Find the correlation of each pair of sensors selected by
AdaBoost


Use average correlation as a threshold for choosing sensors

AdaBoost

Selected

All Sensors

Unused

1,ACC

2,MIC

1,LIGHT

3,MIC

3,TEMP

2,MIC

1,ACC

3,MIC

3,TEMP

2,TEMP

1,LIGHT

correlation(2,TEMP; 1,LIGHT)

2,TEMP

Sensor Selection

29


Goal: determine the sensors that
AdaBoost

chooses using correlation


Find the correlation of each pair of sensors selected by
AdaBoost


Use average correlation as a threshold for choosing sensors

AdaBoost

Selected

All Sensors

Unused

1,ACC

2,MIC

1,LIGHT

3,MIC

3,TEMP

2,MIC

1,ACC

3,MIC

3,TEMP

2,TEMP

1,LIGHT

correlation(2,TEMP; 1,LIGHT)

correlation(3,MIC; 3,TEMP)

2,TEMP

Sensor Selection

30


Goal: determine the sensors that
AdaBoost

chooses using correlation


Find the correlation of each pair of sensors selected by
AdaBoost


Use average correlation as a threshold for choosing sensors

AdaBoost

Selected

Set threshold
α

based on average correlation:

All Sensors

Unused

1,ACC

2,MIC

1,LIGHT

3,MIC

3,TEMP

2,MIC

1,ACC

3,MIC

3,TEMP

2,TEMP

1,LIGHT

correlation(2,TEMP; 1,LIGHT)

correlation(3,MIC; 3,TEMP)



α

=
μ
corr

+
σ
corr

1,ACC

1,LIGHT

Sensor Selection

31


Choose sensors for input to
AdaBoost

based on the correlation threshold


AdaBoost

All Sensors

Unused

2,MIC

1,ACC

3,MIC

3,TEMP

2,TEMP

1,LIGHT

Selected

correlation(1,ACC; 1,LIGHT) ≤
α

2,TEMP

Sensor Selection

32


Choose sensors for input to
AdaBoost

based on the correlation threshold


AdaBoost

All Sensors

Unused

2,MIC

1,ACC

3,MIC

3,TEMP

2,TEMP

1,LIGHT

Selected

1,ACC

1,LIGHT

correlation(2,TEMP; 1,ACC) >
α

acc(2,TEMP) > acc(1,ACC)

2,TEMP

Sensor Selection

33


Choose sensors for input to
AdaBoost

based on the correlation threshold


AdaBoost

All Sensors

Unused

2,MIC

1,ACC

3,MIC

3,TEMP

2,TEMP

1,LIGHT

Selected

1,ACC

1,LIGHT

3,TEMP

correlation(1,ACC; 3,TEMP) ≤
α

3,MIC

2,MIC

2,TEMP

Sensor Selection

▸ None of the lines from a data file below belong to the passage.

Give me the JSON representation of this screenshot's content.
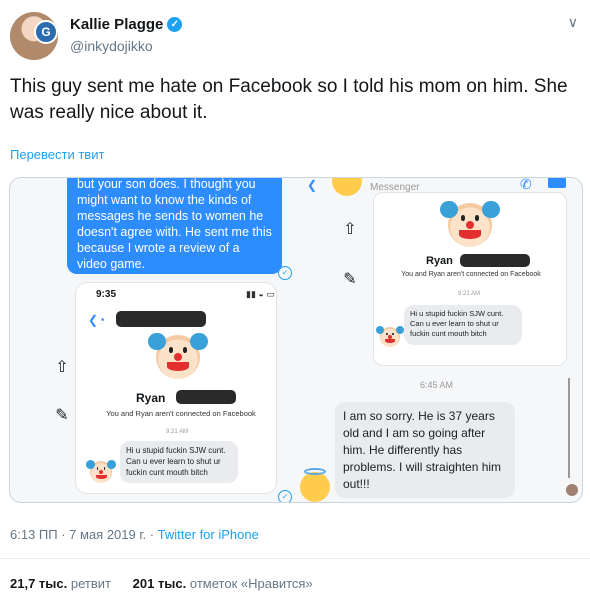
{
  "author": {
    "name": "Kallie Plagge",
    "handle": "@inkydojikko",
    "avatar_badge": "G"
  },
  "tweet": {
    "text": "This guy sent me hate on Facebook so I told his mom on him. She was really nice about it.",
    "translate_label": "Перевести твит"
  },
  "media": {
    "left_message": "but your son does. I thought you might want to know the kinds of messages he sends to women he doesn't agree with. He sent me this because I wrote a review of a video game.",
    "phone_time": "9:35",
    "profile_name": "Ryan",
    "not_connected": "You and Ryan aren't connected on Facebook",
    "msg_time": "9:21 AM",
    "hate_message": "Hi u stupid fuckin SJW cunt. Can u ever learn to shut ur fuckin cunt mouth bitch",
    "messenger_label": "Messenger",
    "reply_time": "6:45 AM",
    "mom_reply": "I am so sorry. He is 37 years old and I am so going after him. He differently has problems. I will straighten him out!!!"
  },
  "meta": {
    "timestamp": "6:13 ПП · 7 мая 2019 г. · ",
    "source": "Twitter for iPhone"
  },
  "stats": {
    "retweets": "21,7 тыс.",
    "retweets_label": "ретвит",
    "likes": "201 тыс.",
    "likes_label": "отметок «Нравится»"
  }
}
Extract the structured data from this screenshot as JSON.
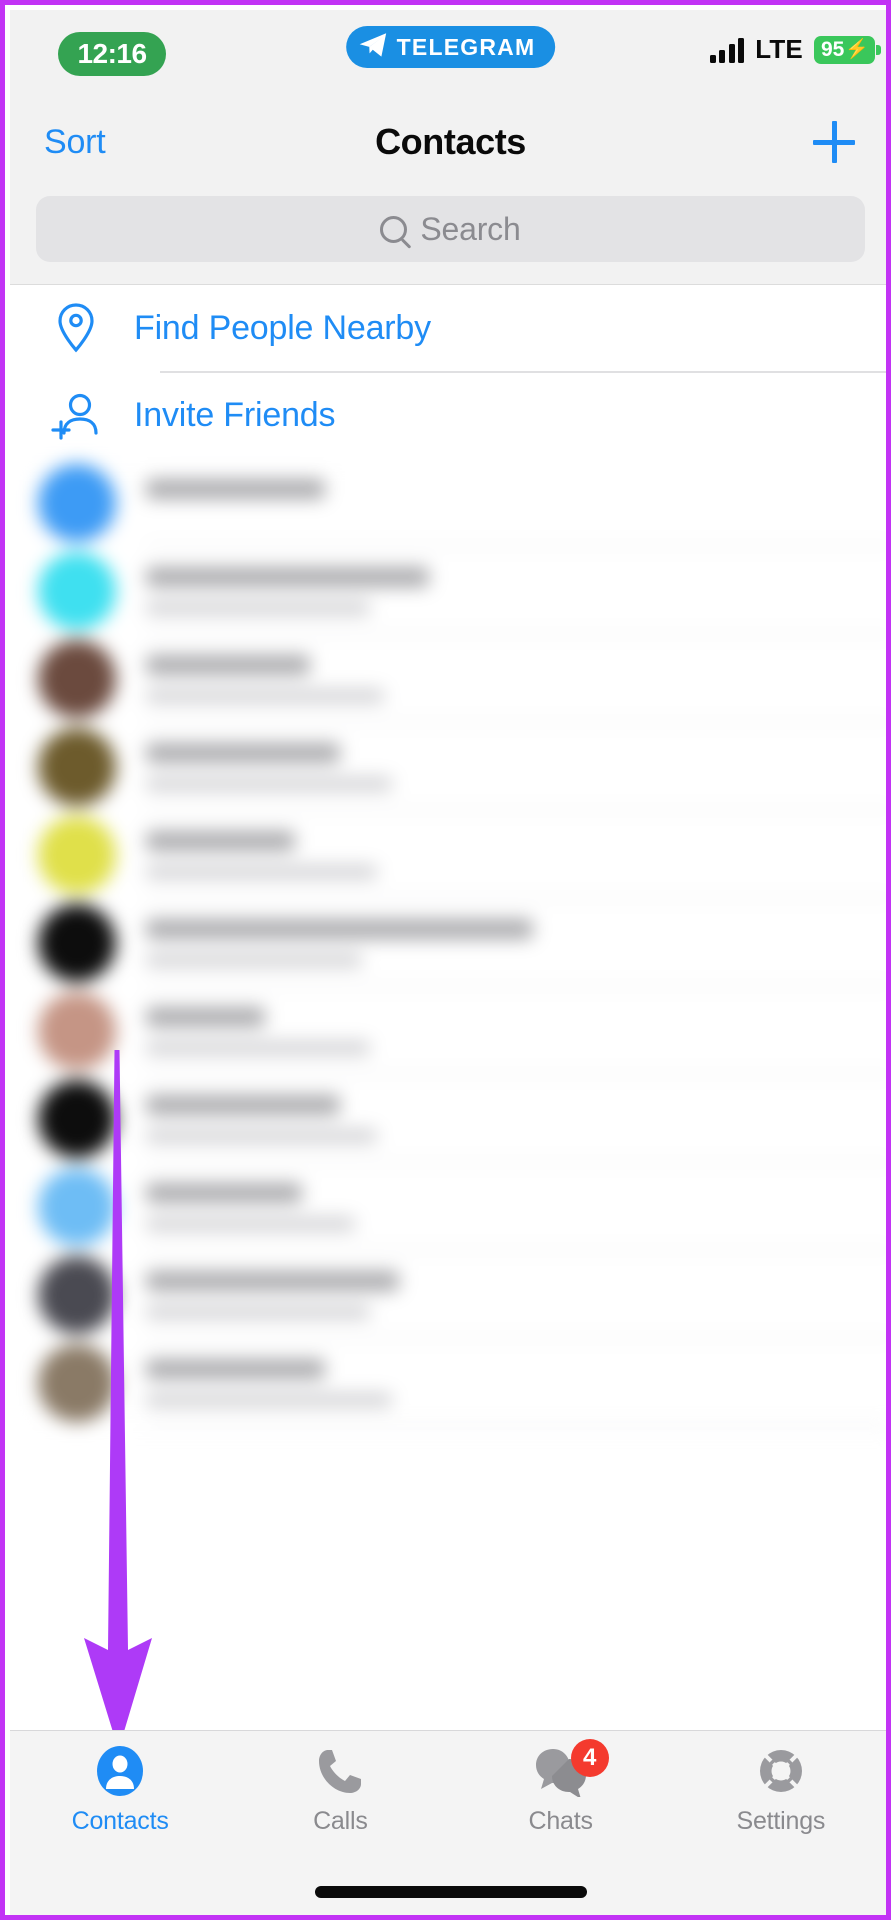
{
  "meta": {
    "app": "Telegram",
    "screen": "Contacts",
    "accent_blue": "#1f8cf5",
    "annotation_purple": "#c233f5",
    "frame_border_color": "#c233f5"
  },
  "status_bar": {
    "time": "12:16",
    "time_pill_color": "#34a352",
    "app_badge_label": "TELEGRAM",
    "app_badge_color": "#1a8fe3",
    "app_badge_icon": "telegram-plane-icon",
    "signal_icon": "cellular-signal-icon",
    "signal_bars": 4,
    "network": "LTE",
    "battery_percent": "95",
    "battery_charging_icon": "bolt-icon",
    "battery_color": "#3ac75b"
  },
  "nav_bar": {
    "left_action": "Sort",
    "title": "Contacts",
    "right_action_icon": "plus-icon"
  },
  "search": {
    "placeholder": "Search",
    "icon": "search-icon"
  },
  "actions": [
    {
      "label": "Find People Nearby",
      "icon": "location-pin-icon"
    },
    {
      "label": "Invite Friends",
      "icon": "person-add-icon"
    }
  ],
  "contact_list": {
    "blurred": true,
    "rows": [
      {
        "avatar_color": "#3d9bf5",
        "name_width": "24%",
        "sub_width": "0%"
      },
      {
        "avatar_color": "#3fe0f0",
        "name_width": "38%",
        "sub_width": "30%"
      },
      {
        "avatar_color": "#6b4a3e",
        "name_width": "22%",
        "sub_width": "32%"
      },
      {
        "avatar_color": "#6d5b2c",
        "name_width": "26%",
        "sub_width": "33%"
      },
      {
        "avatar_color": "#e0e04a",
        "name_width": "20%",
        "sub_width": "31%"
      },
      {
        "avatar_color": "#0d0d0d",
        "name_width": "52%",
        "sub_width": "29%"
      },
      {
        "avatar_color": "#c59585",
        "name_width": "16%",
        "sub_width": "30%"
      },
      {
        "avatar_color": "#0d0d0d",
        "name_width": "26%",
        "sub_width": "31%"
      },
      {
        "avatar_color": "#6ebdf5",
        "name_width": "21%",
        "sub_width": "28%"
      },
      {
        "avatar_color": "#4a4a52",
        "name_width": "34%",
        "sub_width": "30%"
      },
      {
        "avatar_color": "#8a7a66",
        "name_width": "24%",
        "sub_width": "33%"
      }
    ]
  },
  "annotation": {
    "type": "down-arrow",
    "color": "#ae3af7",
    "points_to": "Contacts"
  },
  "tab_bar": {
    "tabs": [
      {
        "label": "Contacts",
        "icon": "person-filled-icon",
        "active": true,
        "badge": ""
      },
      {
        "label": "Calls",
        "icon": "phone-icon",
        "active": false,
        "badge": ""
      },
      {
        "label": "Chats",
        "icon": "chat-bubbles-icon",
        "active": false,
        "badge": "4"
      },
      {
        "label": "Settings",
        "icon": "gear-icon",
        "active": false,
        "badge": ""
      }
    ]
  },
  "home_indicator": {
    "visible": true
  }
}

34


Choose sensors for input to
AdaBoost

based on the correlation threshold


AdaBoost

All Sensors

Unused

2,MIC

1,ACC

3,MIC

3,TEMP

2,TEMP

1,LIGHT

Selected

1,ACC

1,LIGHT

3,TEMP

Outline

35


Motivation and Contributions


Related Work


Hardware and Software


Experimental Setup


PBN System Design


Evaluation


Conclusion

Evaluation Setup

36


Classify typical daily activities, postures, and environment


2 subjects over 2 weeks


Classification Categories:

Environment

Indoors,

Outdoors

Posture

Cycling, Lying Down, Sitting, Standing, Walking

Activity

Cleaning, Cycling,

Driving, Eating, Meeting, Reading,
Walking, Watching TV, Working

Classification Performance

37

Classification Performance

38

Classification Performance

39

Retraining Performance

40

Sensor Selection Performance

41

Application Performance

42


Power Benchmarks


Training Overhead


Battery Life

Mode

CPU

Memory

Power

Idle (No

PBN)

<1%

4.30MB

360.59mW

Sampling (
WiFi
)

19%

8.16MB

517.74mW

Sampling (GPS)

21%

8.47MB

711.74mW

Sampling

(
Wifi
) + Train

100%

9.48MB

601.02mW

Sampling (
WiFi
) + Classify

21%

9.45MB

513.57mW

Outline

43


Motivation and Contributions


Related Work


Hardware and Software


Experimental Setup


PBN System Design


Evaluation


Conclusion

Conclusion

44


PBN: Towards practical BSN daily activity recognition


PBN provides:


User
-
friendly hardware and software


Strong classification performance


Retraining detection to reduce invasiveness


Identification of redundant resources


Future Work


Extensive usability study


Improve phone energy usage

45

Questions?